*** DATA ***
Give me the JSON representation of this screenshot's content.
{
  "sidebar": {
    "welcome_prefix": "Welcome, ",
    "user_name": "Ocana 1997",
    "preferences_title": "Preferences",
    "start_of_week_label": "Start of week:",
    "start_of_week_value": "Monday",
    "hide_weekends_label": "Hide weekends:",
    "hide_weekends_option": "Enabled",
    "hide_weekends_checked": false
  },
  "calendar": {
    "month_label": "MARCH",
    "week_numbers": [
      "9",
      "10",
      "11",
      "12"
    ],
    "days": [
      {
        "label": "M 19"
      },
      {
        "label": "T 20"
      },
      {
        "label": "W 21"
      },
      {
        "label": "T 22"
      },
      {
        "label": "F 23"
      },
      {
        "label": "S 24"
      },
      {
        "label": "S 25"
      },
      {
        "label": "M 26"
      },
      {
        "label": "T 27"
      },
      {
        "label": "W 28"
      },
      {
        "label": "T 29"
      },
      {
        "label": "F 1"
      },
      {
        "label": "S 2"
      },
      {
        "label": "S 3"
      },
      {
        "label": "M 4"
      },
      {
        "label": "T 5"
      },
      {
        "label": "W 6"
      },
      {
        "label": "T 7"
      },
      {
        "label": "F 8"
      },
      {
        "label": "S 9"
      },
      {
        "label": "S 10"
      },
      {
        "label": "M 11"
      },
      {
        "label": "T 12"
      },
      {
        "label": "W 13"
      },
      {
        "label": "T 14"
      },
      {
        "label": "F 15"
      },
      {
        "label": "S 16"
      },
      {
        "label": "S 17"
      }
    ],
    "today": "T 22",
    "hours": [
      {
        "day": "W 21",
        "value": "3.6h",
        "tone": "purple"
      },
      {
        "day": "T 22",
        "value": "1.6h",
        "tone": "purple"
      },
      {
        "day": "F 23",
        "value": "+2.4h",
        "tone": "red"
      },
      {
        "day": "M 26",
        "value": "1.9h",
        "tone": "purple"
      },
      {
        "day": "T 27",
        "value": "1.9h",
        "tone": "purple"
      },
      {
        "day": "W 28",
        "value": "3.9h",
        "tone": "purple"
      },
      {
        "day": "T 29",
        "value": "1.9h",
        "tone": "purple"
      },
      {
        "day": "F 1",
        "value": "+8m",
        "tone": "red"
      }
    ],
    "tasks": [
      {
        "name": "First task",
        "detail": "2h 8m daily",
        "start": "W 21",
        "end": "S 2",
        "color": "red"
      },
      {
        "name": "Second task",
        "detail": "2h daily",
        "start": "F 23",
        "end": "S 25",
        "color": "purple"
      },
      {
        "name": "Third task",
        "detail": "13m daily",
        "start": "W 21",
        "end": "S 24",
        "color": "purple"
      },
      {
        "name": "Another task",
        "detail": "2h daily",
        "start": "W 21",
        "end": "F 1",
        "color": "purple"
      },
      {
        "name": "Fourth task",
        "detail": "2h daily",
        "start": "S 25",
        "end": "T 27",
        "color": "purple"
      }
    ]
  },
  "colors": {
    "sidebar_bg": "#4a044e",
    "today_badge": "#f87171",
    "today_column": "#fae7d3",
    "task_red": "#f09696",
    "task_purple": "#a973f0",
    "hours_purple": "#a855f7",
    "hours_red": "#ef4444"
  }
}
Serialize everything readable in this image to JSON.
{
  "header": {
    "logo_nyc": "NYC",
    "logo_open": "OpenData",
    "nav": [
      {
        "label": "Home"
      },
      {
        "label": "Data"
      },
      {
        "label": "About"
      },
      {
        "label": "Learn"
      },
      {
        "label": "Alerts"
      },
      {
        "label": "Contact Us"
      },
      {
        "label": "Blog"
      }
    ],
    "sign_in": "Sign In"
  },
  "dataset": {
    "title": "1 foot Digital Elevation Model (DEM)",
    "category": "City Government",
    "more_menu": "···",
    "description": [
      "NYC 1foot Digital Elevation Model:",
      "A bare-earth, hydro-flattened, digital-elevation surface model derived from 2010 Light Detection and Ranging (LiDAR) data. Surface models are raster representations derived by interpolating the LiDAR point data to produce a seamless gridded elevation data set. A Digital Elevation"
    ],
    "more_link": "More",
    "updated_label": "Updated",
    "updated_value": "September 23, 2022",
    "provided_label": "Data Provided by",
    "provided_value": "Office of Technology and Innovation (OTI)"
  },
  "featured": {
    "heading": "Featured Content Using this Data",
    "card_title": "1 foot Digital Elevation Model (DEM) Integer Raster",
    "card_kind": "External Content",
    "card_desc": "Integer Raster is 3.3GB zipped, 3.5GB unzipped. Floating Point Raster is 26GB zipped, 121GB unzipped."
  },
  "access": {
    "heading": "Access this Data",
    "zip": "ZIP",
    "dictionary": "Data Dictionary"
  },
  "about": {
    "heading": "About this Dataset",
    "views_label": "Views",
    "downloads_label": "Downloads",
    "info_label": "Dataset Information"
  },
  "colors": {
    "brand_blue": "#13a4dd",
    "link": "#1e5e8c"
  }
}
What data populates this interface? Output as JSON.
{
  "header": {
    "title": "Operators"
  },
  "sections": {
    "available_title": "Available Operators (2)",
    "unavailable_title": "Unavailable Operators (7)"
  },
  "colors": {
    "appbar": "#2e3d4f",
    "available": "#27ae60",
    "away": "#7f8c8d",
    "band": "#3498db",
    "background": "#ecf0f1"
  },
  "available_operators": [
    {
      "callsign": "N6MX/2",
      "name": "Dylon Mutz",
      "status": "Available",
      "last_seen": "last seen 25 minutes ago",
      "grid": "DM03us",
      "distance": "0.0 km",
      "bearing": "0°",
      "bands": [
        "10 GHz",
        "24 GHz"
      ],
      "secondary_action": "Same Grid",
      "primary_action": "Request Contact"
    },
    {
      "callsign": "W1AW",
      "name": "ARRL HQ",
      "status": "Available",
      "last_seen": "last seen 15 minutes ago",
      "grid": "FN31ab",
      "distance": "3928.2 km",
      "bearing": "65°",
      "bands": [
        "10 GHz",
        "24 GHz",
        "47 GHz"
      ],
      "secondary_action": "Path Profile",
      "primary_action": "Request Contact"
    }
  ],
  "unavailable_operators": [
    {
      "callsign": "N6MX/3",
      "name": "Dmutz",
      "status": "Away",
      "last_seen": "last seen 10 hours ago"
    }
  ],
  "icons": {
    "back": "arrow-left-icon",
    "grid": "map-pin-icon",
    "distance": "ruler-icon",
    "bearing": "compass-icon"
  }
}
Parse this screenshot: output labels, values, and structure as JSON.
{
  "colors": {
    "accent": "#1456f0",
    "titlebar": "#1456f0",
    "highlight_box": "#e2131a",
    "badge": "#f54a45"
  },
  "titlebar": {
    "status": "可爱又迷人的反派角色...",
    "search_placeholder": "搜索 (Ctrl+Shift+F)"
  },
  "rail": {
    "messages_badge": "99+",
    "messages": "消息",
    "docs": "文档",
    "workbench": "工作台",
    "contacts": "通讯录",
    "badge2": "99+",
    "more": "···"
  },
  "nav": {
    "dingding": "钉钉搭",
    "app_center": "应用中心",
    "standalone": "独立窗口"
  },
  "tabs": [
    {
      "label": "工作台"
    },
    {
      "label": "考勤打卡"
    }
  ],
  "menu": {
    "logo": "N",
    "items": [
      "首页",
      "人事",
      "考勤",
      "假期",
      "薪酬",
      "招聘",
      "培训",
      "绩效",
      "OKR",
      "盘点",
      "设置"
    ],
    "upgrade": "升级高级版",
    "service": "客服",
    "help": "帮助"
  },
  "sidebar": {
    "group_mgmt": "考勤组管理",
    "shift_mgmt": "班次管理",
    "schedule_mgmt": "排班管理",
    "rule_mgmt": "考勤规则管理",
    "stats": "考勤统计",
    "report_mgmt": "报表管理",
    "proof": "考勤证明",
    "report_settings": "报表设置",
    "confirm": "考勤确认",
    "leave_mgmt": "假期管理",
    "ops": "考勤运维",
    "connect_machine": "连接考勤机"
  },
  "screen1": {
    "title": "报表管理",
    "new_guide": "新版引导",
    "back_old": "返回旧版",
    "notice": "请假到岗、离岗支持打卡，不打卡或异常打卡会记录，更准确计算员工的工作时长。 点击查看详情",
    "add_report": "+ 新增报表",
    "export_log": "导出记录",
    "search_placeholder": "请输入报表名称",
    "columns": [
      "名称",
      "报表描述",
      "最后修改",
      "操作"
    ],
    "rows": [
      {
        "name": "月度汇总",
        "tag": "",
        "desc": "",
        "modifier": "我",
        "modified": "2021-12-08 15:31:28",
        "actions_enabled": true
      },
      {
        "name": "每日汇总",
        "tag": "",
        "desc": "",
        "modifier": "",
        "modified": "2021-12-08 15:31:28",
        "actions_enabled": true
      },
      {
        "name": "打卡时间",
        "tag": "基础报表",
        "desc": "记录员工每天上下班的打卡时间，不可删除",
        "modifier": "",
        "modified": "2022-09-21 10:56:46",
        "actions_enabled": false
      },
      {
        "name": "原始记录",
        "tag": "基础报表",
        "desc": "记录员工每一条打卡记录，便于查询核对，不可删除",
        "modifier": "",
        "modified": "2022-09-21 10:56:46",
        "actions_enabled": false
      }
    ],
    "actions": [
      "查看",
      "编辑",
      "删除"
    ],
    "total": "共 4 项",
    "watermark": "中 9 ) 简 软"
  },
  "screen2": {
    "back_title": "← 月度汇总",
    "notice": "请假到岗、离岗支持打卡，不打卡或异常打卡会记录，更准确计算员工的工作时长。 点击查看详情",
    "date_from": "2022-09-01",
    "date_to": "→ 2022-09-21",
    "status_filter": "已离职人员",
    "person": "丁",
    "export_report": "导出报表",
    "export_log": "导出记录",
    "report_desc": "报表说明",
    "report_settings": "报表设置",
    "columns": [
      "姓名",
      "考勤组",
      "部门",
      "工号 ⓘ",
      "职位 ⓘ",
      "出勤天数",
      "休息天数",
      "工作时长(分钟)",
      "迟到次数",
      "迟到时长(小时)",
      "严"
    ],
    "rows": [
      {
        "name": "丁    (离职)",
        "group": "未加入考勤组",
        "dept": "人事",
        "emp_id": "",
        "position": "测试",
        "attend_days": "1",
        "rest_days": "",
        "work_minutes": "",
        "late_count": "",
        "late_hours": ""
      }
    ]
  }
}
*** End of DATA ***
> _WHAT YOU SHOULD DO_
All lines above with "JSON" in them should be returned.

> _ANSWER SECTION_
Give me the JSON representation of this screenshot's content.
Serialize everything readable in this image to JSON.
What data populates this interface? Output as JSON.
Parse this screenshot: output labels, values, and structure as JSON.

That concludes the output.